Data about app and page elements

▽

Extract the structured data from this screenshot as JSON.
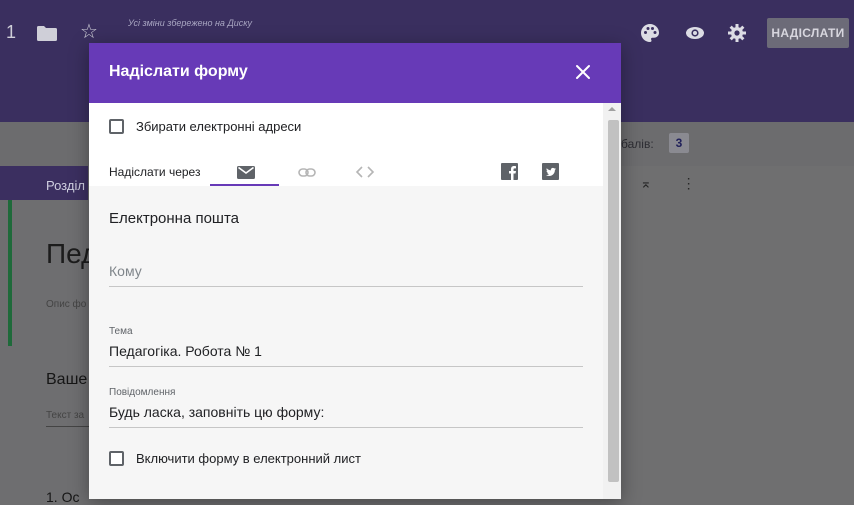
{
  "app": {
    "header_number": "1",
    "saved_status": "Усі зміни збережено на Диску",
    "send_button": "НАДІСЛАТИ",
    "points_label": "балів:",
    "points_value": "3",
    "section_label": "Розділ",
    "form_title_partial": "Пед",
    "form_desc_partial": "Опис фо",
    "question_title_partial": "Ваше",
    "question_text_partial": "Текст за",
    "first_item_partial": "1. Ос",
    "icons": [
      "folder-icon",
      "star-icon",
      "palette-icon",
      "eye-icon",
      "gear-icon"
    ]
  },
  "dialog": {
    "title": "Надіслати форму",
    "collect_emails_label": "Збирати електронні адреси",
    "send_via_label": "Надіслати через",
    "tabs": [
      "email-icon",
      "link-icon",
      "embed-icon"
    ],
    "share_icons": [
      "facebook-icon",
      "twitter-icon"
    ],
    "email_section_title": "Електронна пошта",
    "to_placeholder": "Кому",
    "subject_label": "Тема",
    "subject_value": "Педагогіка. Робота № 1",
    "message_label": "Повідомлення",
    "message_value": "Будь ласка, заповніть цю форму:",
    "include_form_label": "Включити форму в електронний лист"
  },
  "colors": {
    "accent": "#673ab7",
    "header_dimmed": "#3a2f5f"
  }
}
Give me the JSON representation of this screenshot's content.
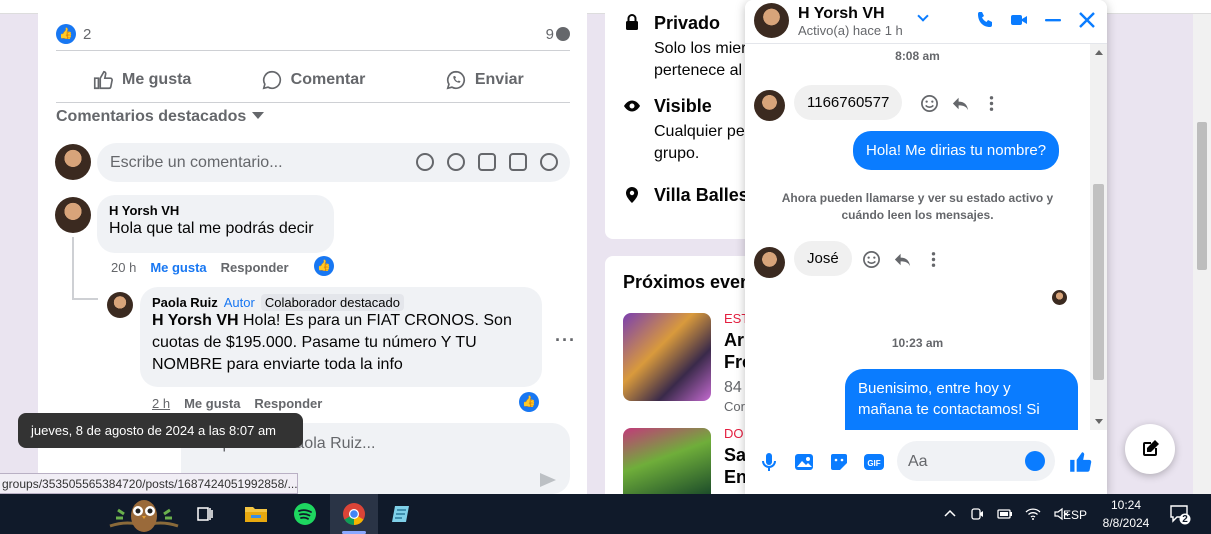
{
  "post": {
    "like_count": "2",
    "comment_count": "9",
    "actions": {
      "like": "Me gusta",
      "comment": "Comentar",
      "send": "Enviar"
    },
    "featured_label": "Comentarios destacados",
    "comment_placeholder": "Escribe un comentario..."
  },
  "comments": [
    {
      "author": "H Yorsh VH",
      "text": "Hola que tal me podrás decir",
      "time": "20 h",
      "like_label": "Me gusta",
      "reply_label": "Responder"
    },
    {
      "author": "Paola Ruiz",
      "author_tag": "Autor",
      "collab_tag": "Colaborador destacado",
      "mention": "H Yorsh VH",
      "text_line1": " Hola! Es para un FIAT CRONOS. Son",
      "text_line2": "cuotas de $195.000. Pasame tu número Y TU",
      "text_line3": "NOMBRE para enviarte toda la info",
      "time": "2 h",
      "like_label": "Me gusta",
      "reply_label": "Responder"
    }
  ],
  "reply_placeholder": "Responde a Paola Ruiz...",
  "tooltip": "jueves, 8 de agosto de 2024 a las 8:07 am",
  "status_url": "groups/353505565384720/posts/1687424051992858/...",
  "group_info": {
    "privacy_title": "Privado",
    "privacy_sub1": "Solo los mier",
    "privacy_sub2": "pertenece al",
    "visible_title": "Visible",
    "visible_sub1": "Cualquier pe",
    "visible_sub2": "grupo.",
    "location": "Villa Balles",
    "events_title": "Próximos even",
    "event1": {
      "tag": "EST",
      "name1": "Ar",
      "name2": "Fre",
      "small1": "84",
      "small2": "Cor"
    },
    "event2": {
      "tag": "DO",
      "name1": "Sa",
      "name2": "En"
    }
  },
  "chat": {
    "name": "H Yorsh VH",
    "status": "Activo(a) hace 1 h",
    "messages": {
      "ts1": "8:08 am",
      "in1": "1166760577",
      "out1": "Hola! Me dirias tu nombre?",
      "system": "Ahora pueden llamarse y ver su estado activo y cuándo leen los mensajes.",
      "in2": "José",
      "ts2": "10:23 am",
      "out2_line1": "Buenisimo, entre hoy y",
      "out2_line2": "mañana te contactamos! Si"
    },
    "composer_placeholder": "Aa",
    "accent": "#0a7cff"
  },
  "taskbar": {
    "lang": "ESP",
    "time": "10:24",
    "date": "8/8/2024",
    "notifications": "2"
  }
}
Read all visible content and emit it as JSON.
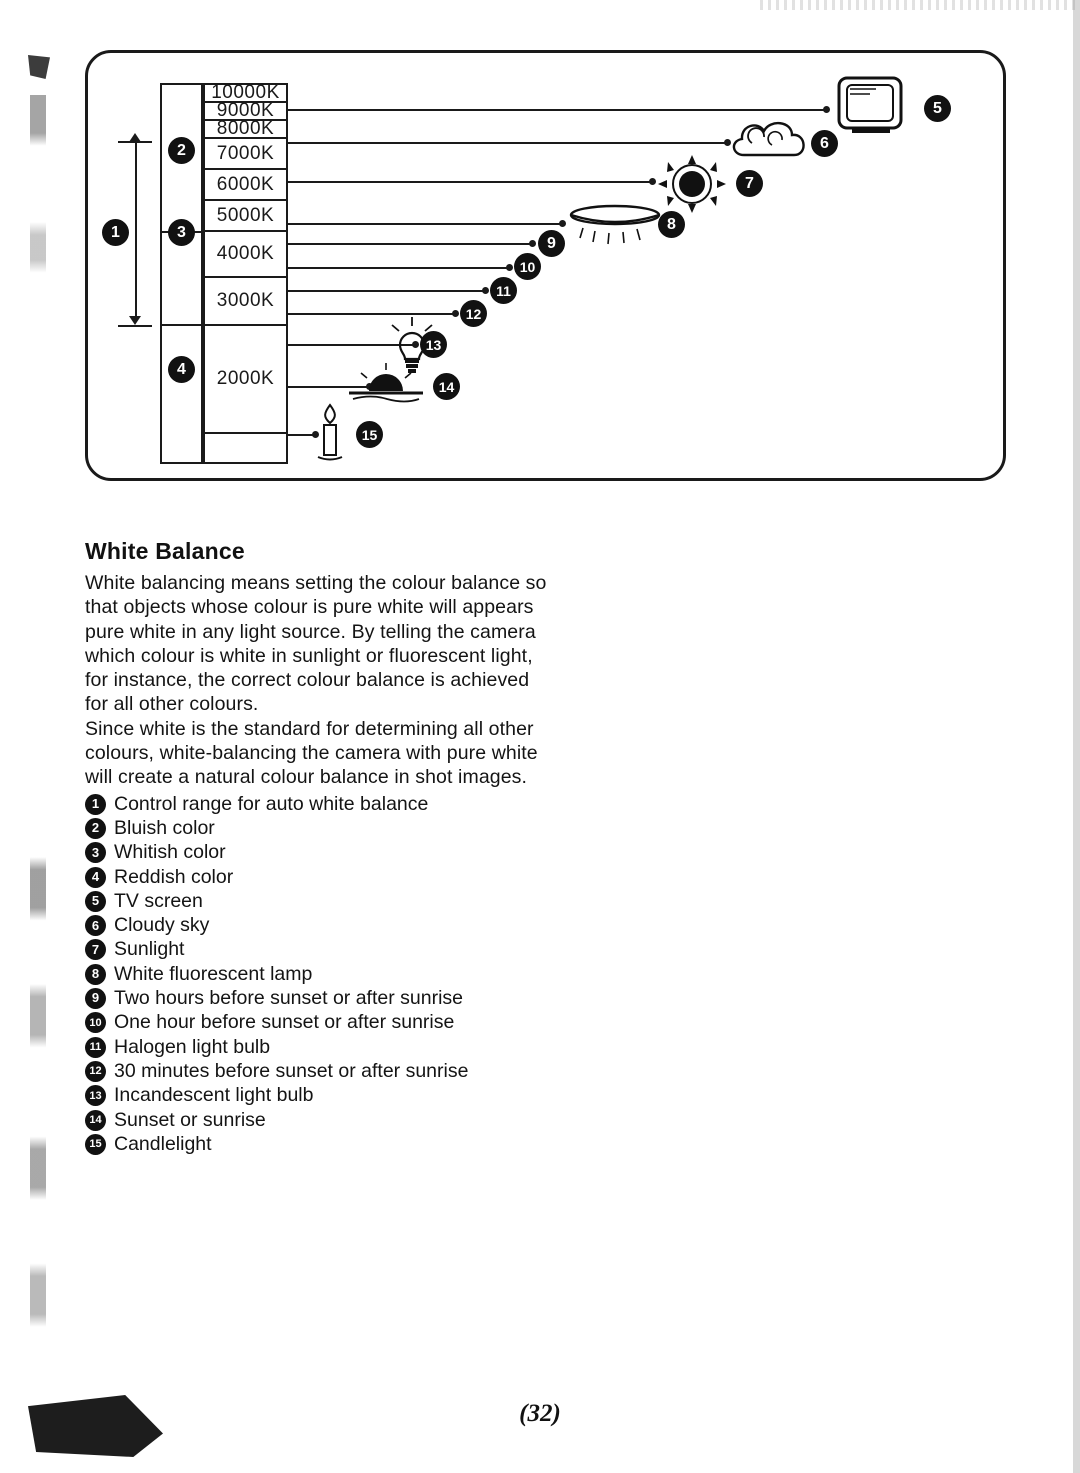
{
  "page": {
    "number": "(32)"
  },
  "diagram": {
    "name": "colour-temperature-chart",
    "temperature_scale": [
      "10000K",
      "9000K",
      "8000K",
      "7000K",
      "6000K",
      "5000K",
      "4000K",
      "3000K",
      "2000K"
    ],
    "markers": [
      {
        "n": "1",
        "label": "Control range for auto white balance"
      },
      {
        "n": "2",
        "label": "Bluish color"
      },
      {
        "n": "3",
        "label": "Whitish color"
      },
      {
        "n": "4",
        "label": "Reddish color"
      },
      {
        "n": "5",
        "label": "TV screen"
      },
      {
        "n": "6",
        "label": "Cloudy sky"
      },
      {
        "n": "7",
        "label": "Sunlight"
      },
      {
        "n": "8",
        "label": "White fluorescent lamp"
      },
      {
        "n": "9",
        "label": "Two hours before sunset or after sunrise"
      },
      {
        "n": "10",
        "label": "One hour before sunset or after sunrise"
      },
      {
        "n": "11",
        "label": "Halogen light bulb"
      },
      {
        "n": "12",
        "label": "30 minutes before sunset or after sunrise"
      },
      {
        "n": "13",
        "label": "Incandescent light bulb"
      },
      {
        "n": "14",
        "label": "Sunset or sunrise"
      },
      {
        "n": "15",
        "label": "Candlelight"
      }
    ]
  },
  "section": {
    "title": "White Balance",
    "paragraphs": [
      "White balancing means setting the colour balance so that objects whose colour is pure white will appears pure white in any light source. By telling the camera which colour is white in sunlight or fluorescent light, for instance, the correct colour balance is achieved for all other colours.",
      "Since white is the standard for determining all other colours, white-balancing the camera with pure white will create a natural colour balance in shot images."
    ]
  }
}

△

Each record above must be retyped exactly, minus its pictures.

Output of the task:
Extract the structured data from this screenshot as JSON.
{
  "app": {
    "header_number": "1",
    "saved_status": "Усі зміни збережено на Диску",
    "send_button": "НАДІСЛАТИ",
    "points_label": "балів:",
    "points_value": "3",
    "section_label": "Розділ",
    "form_title_partial": "Пед",
    "form_desc_partial": "Опис фо",
    "question_title_partial": "Ваше",
    "question_text_partial": "Текст за",
    "first_item_partial": "1. Ос",
    "icons": [
      "folder-icon",
      "star-icon",
      "palette-icon",
      "eye-icon",
      "gear-icon"
    ]
  },
  "dialog": {
    "title": "Надіслати форму",
    "collect_emails_label": "Збирати електронні адреси",
    "send_via_label": "Надіслати через",
    "tabs": [
      "email-icon",
      "link-icon",
      "embed-icon"
    ],
    "share_icons": [
      "facebook-icon",
      "twitter-icon"
    ],
    "email_section_title": "Електронна пошта",
    "to_placeholder": "Кому",
    "subject_label": "Тема",
    "subject_value": "Педагогіка. Робота № 1",
    "message_label": "Повідомлення",
    "message_value": "Будь ласка, заповніть цю форму:",
    "include_form_label": "Включити форму в електронний лист"
  },
  "colors": {
    "accent": "#673ab7",
    "header_dimmed": "#3a2f5f"
  }
}
Give me the JSON representation of this screenshot's content.
{
  "post": {
    "like_count": "2",
    "comment_count": "9",
    "actions": {
      "like": "Me gusta",
      "comment": "Comentar",
      "send": "Enviar"
    },
    "featured_label": "Comentarios destacados",
    "comment_placeholder": "Escribe un comentario..."
  },
  "comments": [
    {
      "author": "H Yorsh VH",
      "text": "Hola que tal me podrás decir",
      "time": "20 h",
      "like_label": "Me gusta",
      "reply_label": "Responder"
    },
    {
      "author": "Paola Ruiz",
      "author_tag": "Autor",
      "collab_tag": "Colaborador destacado",
      "mention": "H Yorsh VH",
      "text_line1": " Hola! Es para un FIAT CRONOS. Son",
      "text_line2": "cuotas de $195.000. Pasame tu número Y TU",
      "text_line3": "NOMBRE para enviarte toda la info",
      "time": "2 h",
      "like_label": "Me gusta",
      "reply_label": "Responder"
    }
  ],
  "reply_placeholder": "Responde a Paola Ruiz...",
  "tooltip": "jueves, 8 de agosto de 2024 a las 8:07 am",
  "status_url": "groups/353505565384720/posts/1687424051992858/...",
  "group_info": {
    "privacy_title": "Privado",
    "privacy_sub1": "Solo los mier",
    "privacy_sub2": "pertenece al",
    "visible_title": "Visible",
    "visible_sub1": "Cualquier pe",
    "visible_sub2": "grupo.",
    "location": "Villa Balles",
    "events_title": "Próximos even",
    "event1": {
      "tag": "EST",
      "name1": "Ar",
      "name2": "Fre",
      "small1": "84",
      "small2": "Cor"
    },
    "event2": {
      "tag": "DO",
      "name1": "Sa",
      "name2": "En"
    }
  },
  "chat": {
    "name": "H Yorsh VH",
    "status": "Activo(a) hace 1 h",
    "messages": {
      "ts1": "8:08 am",
      "in1": "1166760577",
      "out1": "Hola! Me dirias tu nombre?",
      "system": "Ahora pueden llamarse y ver su estado activo y cuándo leen los mensajes.",
      "in2": "José",
      "ts2": "10:23 am",
      "out2_line1": "Buenisimo, entre hoy y",
      "out2_line2": "mañana te contactamos! Si"
    },
    "composer_placeholder": "Aa",
    "accent": "#0a7cff"
  },
  "taskbar": {
    "lang": "ESP",
    "time": "10:24",
    "date": "8/8/2024",
    "notifications": "2"
  }
}
Read all visible content and emit it as JSON.
{
  "page": {
    "number": "(32)"
  },
  "diagram": {
    "name": "colour-temperature-chart",
    "temperature_scale": [
      "10000K",
      "9000K",
      "8000K",
      "7000K",
      "6000K",
      "5000K",
      "4000K",
      "3000K",
      "2000K"
    ],
    "markers": [
      {
        "n": "1",
        "label": "Control range for auto white balance"
      },
      {
        "n": "2",
        "label": "Bluish color"
      },
      {
        "n": "3",
        "label": "Whitish color"
      },
      {
        "n": "4",
        "label": "Reddish color"
      },
      {
        "n": "5",
        "label": "TV screen"
      },
      {
        "n": "6",
        "label": "Cloudy sky"
      },
      {
        "n": "7",
        "label": "Sunlight"
      },
      {
        "n": "8",
        "label": "White fluorescent lamp"
      },
      {
        "n": "9",
        "label": "Two hours before sunset or after sunrise"
      },
      {
        "n": "10",
        "label": "One hour before sunset or after sunrise"
      },
      {
        "n": "11",
        "label": "Halogen light bulb"
      },
      {
        "n": "12",
        "label": "30 minutes before sunset or after sunrise"
      },
      {
        "n": "13",
        "label": "Incandescent light bulb"
      },
      {
        "n": "14",
        "label": "Sunset or sunrise"
      },
      {
        "n": "15",
        "label": "Candlelight"
      }
    ]
  },
  "section": {
    "title": "White Balance",
    "paragraphs": [
      "White balancing means setting the colour balance so that objects whose colour is pure white will appears pure white in any light source. By telling the camera which colour is white in sunlight or fluorescent light, for instance, the correct colour balance is achieved for all other colours.",
      "Since white is the standard for determining all other colours, white-balancing the camera with pure white will create a natural colour balance in shot images."
    ]
  }
}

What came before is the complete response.